---------- INFORMATION ----------
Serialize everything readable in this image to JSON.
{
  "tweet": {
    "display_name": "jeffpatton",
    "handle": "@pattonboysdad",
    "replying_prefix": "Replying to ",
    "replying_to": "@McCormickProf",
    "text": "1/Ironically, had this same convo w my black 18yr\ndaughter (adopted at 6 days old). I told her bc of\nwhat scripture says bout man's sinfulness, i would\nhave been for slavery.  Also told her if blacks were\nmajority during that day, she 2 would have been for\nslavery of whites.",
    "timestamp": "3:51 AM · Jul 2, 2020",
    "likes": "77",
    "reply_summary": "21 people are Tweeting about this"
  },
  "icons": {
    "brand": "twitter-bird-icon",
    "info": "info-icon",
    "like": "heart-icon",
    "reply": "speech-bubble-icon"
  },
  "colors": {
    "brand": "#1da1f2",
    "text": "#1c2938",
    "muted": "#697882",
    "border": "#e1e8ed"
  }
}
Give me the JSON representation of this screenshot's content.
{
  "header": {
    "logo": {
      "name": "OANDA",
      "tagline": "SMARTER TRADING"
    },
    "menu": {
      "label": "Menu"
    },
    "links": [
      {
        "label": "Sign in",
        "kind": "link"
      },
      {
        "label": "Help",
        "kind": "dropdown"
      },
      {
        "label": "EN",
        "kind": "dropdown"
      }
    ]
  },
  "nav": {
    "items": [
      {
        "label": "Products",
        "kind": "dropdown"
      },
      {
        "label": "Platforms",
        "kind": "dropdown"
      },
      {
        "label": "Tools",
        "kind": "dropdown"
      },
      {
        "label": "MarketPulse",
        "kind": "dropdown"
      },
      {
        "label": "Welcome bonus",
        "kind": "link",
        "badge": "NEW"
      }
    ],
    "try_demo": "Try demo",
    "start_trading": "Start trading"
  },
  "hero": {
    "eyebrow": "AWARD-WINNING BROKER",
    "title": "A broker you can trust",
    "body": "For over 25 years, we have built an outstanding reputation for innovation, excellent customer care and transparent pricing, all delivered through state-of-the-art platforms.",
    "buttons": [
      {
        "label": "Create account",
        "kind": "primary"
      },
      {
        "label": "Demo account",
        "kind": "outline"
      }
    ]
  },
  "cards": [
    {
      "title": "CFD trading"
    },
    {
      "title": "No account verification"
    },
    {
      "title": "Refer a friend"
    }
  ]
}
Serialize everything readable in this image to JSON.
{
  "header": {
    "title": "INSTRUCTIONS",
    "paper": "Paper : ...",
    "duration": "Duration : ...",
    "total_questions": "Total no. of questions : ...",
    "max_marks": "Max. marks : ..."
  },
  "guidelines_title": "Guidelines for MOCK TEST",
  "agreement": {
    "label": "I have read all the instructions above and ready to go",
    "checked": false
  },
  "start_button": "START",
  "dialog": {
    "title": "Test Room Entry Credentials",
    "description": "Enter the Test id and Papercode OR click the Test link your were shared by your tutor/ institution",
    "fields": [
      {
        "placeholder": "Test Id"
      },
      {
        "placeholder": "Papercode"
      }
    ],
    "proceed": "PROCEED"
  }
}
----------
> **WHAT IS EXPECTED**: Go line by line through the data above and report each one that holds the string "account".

> **EXERCISE SOLUTION**:
        "label": "Create account",
        "label": "Demo account",
      "title": "No account verification"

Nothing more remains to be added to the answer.